I think it is a benefit because then I can objectively facilitate the team. There is a certain amount of background I do as a facilitator. We get all the challenge documentation in advance and I read that thoroughly just as I ask all the team members to do. And then I do a little of my own research. This gives me a baseline. I think it's better that I don’t have more intimate knowledge so I can listen better. Whether you try to or not you usually inject your own thoughts into things if you know too much about a subject. But I can step back and listen to everyone else and help facilitate the team to a solution that isn’t biased in any way.
I will admit with the consumer product challenge I did have an idea, which was one of the solutions we wrote up. I only thought of it conceptually, and packaging experts and chemical food specialists had to figure out how it would work. I did it that one time because I felt more comfortable knowing the topic, but in general I think it's better if I don't engage that way.
Do you have any techniques to ensure the teams work together as cohesive units?
Well, they don’t always work together well. I don’t want to make it sound like they work poorly, but you can imagine in a group of four or five folks there is always someone who is more dominant than another person or more softly spoken than someone else. I am always careful to ensure everybody gets an equal opportunity to contribute. Even given equal opportunity not everyone contributes at the same level, but that's OK because everyone is their own personality and they have whatever they have to bring to the table.
One of the things I like to do when we start in addition to a round table of introducing ourselves, is to ask team members to thoroughly read and research before our first meeting and to give their initial thoughts and ideas. I give everyone equal time to do that. We don’t make any judgments about what is said, so everyone leaves the call without any criticism of their thoughts or ideas, but they have everyone's perspectives. They can soak on all that for a little while before we come back to the next call. That’s when we’ll start thinking about things more critically, coming up with other ideas and working our way forward.
We've also had teams where other ideas tangential to the original challenge have come up. They wouldn't be appropriate solutions to submit based on the challenge request, but are sort of related, which we think could help the seeker. Even though it's not part of the challenge we'll go back to the seeker and say: ‘hey we've an additional idea, would you be willing to look at it?’
Some seekers are willing.
Has that borne fruit?
We know that those are long shots, but we have gotten interest.
How much success have you enjoyed with IdeaConnection?

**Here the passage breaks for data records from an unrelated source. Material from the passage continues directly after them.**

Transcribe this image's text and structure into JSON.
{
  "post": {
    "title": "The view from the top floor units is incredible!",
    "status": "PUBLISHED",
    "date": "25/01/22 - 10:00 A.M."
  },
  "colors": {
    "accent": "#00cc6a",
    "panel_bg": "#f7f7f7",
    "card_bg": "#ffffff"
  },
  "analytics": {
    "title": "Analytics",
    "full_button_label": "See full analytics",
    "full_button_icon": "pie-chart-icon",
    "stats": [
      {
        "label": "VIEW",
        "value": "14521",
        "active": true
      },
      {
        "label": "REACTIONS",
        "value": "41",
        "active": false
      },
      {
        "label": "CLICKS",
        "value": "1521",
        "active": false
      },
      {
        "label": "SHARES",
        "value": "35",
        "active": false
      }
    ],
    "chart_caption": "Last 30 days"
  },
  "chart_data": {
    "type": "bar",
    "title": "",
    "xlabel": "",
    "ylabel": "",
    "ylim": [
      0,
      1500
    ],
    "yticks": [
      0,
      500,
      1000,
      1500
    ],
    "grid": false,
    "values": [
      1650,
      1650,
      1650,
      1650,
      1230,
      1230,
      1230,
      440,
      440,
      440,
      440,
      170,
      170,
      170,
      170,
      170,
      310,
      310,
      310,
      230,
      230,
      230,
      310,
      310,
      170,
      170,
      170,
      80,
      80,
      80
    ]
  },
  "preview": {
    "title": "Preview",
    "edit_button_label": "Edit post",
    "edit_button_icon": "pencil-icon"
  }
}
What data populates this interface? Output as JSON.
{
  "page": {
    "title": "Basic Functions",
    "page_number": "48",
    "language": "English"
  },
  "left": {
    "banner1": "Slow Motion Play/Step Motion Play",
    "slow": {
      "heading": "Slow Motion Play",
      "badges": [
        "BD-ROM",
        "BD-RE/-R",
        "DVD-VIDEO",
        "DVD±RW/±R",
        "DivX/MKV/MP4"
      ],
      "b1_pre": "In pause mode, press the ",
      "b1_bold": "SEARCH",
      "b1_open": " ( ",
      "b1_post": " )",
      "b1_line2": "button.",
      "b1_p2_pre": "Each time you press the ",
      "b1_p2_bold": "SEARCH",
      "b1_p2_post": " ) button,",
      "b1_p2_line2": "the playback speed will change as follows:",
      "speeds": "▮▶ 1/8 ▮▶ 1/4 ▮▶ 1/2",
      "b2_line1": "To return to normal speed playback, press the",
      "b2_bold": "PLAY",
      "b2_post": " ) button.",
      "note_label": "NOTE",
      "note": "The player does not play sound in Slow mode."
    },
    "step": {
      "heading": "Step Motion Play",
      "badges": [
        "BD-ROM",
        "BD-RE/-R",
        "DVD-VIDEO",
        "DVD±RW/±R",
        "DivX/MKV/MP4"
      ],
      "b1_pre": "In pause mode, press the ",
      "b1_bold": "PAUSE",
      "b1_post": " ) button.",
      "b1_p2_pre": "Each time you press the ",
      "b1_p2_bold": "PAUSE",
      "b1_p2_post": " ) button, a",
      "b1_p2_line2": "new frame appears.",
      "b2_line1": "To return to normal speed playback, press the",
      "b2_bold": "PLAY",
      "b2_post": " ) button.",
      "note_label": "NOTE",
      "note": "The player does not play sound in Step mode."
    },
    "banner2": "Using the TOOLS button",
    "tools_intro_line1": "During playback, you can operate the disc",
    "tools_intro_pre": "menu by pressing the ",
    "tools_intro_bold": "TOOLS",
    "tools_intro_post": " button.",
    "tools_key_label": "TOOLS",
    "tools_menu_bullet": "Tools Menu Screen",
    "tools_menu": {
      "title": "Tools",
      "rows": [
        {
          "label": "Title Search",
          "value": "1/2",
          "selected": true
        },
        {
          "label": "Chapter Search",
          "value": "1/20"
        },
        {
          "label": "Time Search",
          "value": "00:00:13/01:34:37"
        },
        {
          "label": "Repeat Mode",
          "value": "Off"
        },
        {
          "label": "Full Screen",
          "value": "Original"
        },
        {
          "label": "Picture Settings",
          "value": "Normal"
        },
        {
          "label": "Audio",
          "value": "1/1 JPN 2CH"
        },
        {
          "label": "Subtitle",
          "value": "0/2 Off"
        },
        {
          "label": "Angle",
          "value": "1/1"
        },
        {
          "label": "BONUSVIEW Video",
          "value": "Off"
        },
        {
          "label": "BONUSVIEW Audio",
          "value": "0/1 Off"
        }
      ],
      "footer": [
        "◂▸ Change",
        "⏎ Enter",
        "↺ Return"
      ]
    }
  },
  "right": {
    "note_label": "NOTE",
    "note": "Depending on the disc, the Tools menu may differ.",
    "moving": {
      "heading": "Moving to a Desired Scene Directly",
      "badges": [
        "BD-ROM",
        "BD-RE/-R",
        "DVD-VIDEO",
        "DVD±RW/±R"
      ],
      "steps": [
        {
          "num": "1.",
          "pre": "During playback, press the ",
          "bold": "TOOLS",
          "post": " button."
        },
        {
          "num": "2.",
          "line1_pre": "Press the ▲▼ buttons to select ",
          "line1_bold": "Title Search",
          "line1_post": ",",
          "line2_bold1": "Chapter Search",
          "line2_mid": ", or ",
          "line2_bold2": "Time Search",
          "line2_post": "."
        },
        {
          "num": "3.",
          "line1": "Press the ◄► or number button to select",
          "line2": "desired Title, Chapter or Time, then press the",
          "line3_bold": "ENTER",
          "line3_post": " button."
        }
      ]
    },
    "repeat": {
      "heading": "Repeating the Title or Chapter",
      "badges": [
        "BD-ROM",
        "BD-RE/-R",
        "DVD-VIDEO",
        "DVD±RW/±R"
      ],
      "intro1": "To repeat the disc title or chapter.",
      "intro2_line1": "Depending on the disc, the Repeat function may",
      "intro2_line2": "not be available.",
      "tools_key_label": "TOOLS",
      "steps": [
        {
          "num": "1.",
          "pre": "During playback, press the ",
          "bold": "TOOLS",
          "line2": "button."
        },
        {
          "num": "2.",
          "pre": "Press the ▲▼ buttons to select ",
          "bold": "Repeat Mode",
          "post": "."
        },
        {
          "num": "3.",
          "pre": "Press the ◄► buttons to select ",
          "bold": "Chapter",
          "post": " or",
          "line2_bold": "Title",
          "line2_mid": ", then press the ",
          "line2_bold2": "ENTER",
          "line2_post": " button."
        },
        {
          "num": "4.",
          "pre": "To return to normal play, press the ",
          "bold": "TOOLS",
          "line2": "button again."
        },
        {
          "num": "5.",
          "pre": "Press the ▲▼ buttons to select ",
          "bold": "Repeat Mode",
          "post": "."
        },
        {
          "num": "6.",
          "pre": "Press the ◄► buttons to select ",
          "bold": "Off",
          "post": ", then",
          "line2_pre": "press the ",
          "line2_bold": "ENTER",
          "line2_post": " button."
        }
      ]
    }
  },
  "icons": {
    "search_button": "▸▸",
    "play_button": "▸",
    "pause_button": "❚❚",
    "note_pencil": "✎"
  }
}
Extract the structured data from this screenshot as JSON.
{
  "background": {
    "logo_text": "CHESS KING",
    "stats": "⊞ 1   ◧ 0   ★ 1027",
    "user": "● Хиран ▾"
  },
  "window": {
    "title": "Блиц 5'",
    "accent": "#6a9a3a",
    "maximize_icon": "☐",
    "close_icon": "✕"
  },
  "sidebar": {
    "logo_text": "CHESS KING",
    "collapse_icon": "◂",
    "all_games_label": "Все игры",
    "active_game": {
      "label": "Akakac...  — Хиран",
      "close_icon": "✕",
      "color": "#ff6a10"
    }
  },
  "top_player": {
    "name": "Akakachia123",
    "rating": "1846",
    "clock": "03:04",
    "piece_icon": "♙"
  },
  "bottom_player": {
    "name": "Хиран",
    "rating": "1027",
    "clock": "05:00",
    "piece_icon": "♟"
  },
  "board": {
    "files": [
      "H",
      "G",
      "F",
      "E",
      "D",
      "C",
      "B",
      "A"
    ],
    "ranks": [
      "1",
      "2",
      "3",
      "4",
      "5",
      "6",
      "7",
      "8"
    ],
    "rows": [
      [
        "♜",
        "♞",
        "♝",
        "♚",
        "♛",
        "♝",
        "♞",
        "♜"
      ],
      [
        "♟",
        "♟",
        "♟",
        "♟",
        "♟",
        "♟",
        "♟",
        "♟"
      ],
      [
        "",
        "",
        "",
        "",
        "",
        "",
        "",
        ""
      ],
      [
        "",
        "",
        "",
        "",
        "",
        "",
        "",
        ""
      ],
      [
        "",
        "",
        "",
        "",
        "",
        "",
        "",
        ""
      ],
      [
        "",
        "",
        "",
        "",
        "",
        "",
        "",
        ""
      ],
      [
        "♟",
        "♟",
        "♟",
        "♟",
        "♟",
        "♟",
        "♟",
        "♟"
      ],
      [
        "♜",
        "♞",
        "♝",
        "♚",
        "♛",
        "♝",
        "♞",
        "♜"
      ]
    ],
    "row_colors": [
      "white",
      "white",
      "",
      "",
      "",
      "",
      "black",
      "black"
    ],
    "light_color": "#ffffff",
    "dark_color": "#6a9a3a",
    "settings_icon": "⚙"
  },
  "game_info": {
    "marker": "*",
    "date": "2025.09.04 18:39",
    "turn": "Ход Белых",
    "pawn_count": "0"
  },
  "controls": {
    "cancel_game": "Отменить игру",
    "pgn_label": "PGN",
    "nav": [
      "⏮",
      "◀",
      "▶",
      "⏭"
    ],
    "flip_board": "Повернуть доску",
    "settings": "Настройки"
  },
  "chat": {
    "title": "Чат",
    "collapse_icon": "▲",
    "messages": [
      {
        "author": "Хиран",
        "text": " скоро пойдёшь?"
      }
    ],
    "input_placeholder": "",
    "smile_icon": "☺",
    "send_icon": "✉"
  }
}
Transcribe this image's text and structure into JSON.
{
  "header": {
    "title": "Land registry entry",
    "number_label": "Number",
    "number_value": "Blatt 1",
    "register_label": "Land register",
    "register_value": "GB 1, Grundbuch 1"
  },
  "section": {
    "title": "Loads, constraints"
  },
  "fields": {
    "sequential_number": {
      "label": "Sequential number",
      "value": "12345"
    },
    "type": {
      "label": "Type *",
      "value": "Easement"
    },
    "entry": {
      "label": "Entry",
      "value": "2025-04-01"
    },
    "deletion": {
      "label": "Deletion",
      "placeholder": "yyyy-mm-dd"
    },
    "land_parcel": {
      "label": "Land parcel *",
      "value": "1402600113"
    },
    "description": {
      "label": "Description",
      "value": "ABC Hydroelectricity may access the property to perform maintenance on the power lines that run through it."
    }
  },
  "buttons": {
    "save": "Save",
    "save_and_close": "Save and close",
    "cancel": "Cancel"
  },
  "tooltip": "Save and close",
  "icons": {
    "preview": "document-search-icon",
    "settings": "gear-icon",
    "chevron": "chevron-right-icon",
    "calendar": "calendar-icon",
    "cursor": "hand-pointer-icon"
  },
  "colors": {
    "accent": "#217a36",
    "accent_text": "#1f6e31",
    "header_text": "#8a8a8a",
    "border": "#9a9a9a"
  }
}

We have won some challenges, but I’d like to see a higher percentage of challenges won. I work with IdeaConnection all the time to learn what I can do better to make my team's chances better. It has been worth my time, but I wouldn't say we’ve been exceedingly successful.
What excites you about being part of the challenge teams?
I love learning new things. I come away after working with these folks knowing just a little bit more on whatever it was we were working on. I am a constant student so I love that aspect of it. I also have really enjoyed my global roles over the years, and while I have stepped away from a full-time professional life and moved to academia I have missed that global aspect of work. So, it's been great to have these teams, especially when there is a rapport with team members where you can have conversations that are not just focused on the challenge. And that makes it a lot of fun for me.